Susceptibility of North-American and European crickets to Acheta domesticus densovirus (AdDNV) and associated epizootics

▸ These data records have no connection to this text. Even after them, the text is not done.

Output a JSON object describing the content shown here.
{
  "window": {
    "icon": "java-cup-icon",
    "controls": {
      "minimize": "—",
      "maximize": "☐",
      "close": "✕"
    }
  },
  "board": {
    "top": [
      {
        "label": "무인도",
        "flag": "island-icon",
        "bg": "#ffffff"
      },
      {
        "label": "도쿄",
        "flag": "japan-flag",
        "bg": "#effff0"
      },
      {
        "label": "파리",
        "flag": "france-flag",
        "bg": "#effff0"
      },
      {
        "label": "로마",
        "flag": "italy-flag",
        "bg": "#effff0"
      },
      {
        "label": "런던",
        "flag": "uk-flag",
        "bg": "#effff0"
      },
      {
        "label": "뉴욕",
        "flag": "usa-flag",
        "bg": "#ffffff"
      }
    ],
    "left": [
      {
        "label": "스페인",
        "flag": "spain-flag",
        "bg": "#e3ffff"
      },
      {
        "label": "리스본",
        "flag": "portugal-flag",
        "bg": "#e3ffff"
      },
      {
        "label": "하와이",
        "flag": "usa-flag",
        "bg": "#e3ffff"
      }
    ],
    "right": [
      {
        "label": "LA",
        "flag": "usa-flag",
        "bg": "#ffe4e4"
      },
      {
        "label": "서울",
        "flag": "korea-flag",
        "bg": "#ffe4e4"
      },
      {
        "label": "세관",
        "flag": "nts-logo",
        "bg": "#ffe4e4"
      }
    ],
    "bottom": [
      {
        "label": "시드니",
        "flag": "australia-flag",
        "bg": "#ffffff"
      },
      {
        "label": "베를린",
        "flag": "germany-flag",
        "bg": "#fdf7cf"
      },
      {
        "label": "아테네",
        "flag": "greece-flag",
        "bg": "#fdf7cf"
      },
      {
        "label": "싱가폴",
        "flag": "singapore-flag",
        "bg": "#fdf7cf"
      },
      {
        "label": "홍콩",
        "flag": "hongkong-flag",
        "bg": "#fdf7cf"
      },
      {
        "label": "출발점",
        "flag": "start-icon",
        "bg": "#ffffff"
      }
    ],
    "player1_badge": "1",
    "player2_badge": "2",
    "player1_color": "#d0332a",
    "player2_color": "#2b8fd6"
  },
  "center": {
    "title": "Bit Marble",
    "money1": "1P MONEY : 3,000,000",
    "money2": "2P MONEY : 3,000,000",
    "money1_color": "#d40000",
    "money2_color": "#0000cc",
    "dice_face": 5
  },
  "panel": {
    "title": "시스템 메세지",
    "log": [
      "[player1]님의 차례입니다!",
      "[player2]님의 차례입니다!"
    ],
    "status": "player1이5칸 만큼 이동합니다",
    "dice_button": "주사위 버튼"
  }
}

The European house cricket, Acheta domesticus L., is highly susceptible to A. domesticus densovirus (AdDNV).Commercial rearings of crickets in Europe are frequently decimated by this pathogen. Mortality was predominant in the last larval stage and young adults. Infected A. domesticus were smaller, less active, did not jump as high, and the adult females seldom lived more than 10–14 days. The most obvious pathological change was the completely empty digestive caecae. Infected tissues included adipose tissue, midgut,epidermis, and Malpighian tubules. Sudden AdDNV epizootics have decimated commercial mass rearings in widely separated parts of North America since the autumn of 2009. Facilities that are producing disease-free crickets have avoided the importation of crickets and other non-cricket species (or nonliving material). Five isolates from different areas in North America contained identical sequences as did AdDNV present in non-cricket species collected from these facilities. The North American AdDNVs differedslightly from sequences of European AdDNV isolates obtained in 1977, 2004, 2006, 2007 and 2009 and an American isolate from 1988. The substitution rate of the 1977 AdDNV 5 kb genome was about two nucleotides per year, about half of the substitutions being synonymous. The American and European AdDNV strains are estimated to have diverged in 2006. The lepidopterans Spodoptera littoralis and Galleria mellonella could not be infected with AdDNV. The Jamaican cricket, Gryllus assimilis, and the European field cricket, Gryllus bimaculatus, were also found to be resistant to AdDNV.
Use and reproduction:
All rights reserved